**What the task requires:** Among the entries below, please show each line that carries the word "violation".

**Entries from a dataset of interfaces:**

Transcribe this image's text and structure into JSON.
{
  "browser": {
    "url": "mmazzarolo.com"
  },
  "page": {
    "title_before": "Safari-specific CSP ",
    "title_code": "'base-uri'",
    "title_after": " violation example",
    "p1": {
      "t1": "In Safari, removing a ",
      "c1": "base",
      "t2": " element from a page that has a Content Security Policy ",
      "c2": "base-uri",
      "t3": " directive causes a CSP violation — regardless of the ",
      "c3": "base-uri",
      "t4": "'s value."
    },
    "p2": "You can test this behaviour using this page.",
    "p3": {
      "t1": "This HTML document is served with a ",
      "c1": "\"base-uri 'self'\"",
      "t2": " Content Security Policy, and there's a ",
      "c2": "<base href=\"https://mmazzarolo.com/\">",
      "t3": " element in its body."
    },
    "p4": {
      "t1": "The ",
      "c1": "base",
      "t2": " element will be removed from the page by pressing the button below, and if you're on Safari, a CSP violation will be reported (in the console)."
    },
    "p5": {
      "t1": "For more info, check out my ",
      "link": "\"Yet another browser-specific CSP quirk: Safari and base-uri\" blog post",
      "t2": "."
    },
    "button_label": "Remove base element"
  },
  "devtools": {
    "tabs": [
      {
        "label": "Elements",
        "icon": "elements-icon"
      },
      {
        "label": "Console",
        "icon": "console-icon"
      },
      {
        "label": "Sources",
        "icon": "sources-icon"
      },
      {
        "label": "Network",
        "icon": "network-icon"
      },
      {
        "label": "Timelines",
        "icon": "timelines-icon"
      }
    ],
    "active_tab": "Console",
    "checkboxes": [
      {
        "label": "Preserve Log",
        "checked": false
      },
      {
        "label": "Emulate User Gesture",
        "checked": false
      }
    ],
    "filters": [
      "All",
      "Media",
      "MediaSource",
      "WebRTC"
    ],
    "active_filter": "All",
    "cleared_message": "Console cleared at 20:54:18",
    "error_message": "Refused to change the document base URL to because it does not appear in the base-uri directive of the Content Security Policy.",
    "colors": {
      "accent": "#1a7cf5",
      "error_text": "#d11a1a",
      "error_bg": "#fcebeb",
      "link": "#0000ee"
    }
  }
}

**Result for this exercise:**
    "title_after": " violation example",
      "t3": " directive causes a CSP violation — regardless of the ",
      "t2": " element will be removed from the page by pressing the button below, and if you're on Safari, a CSP violation will be reported (in the console)."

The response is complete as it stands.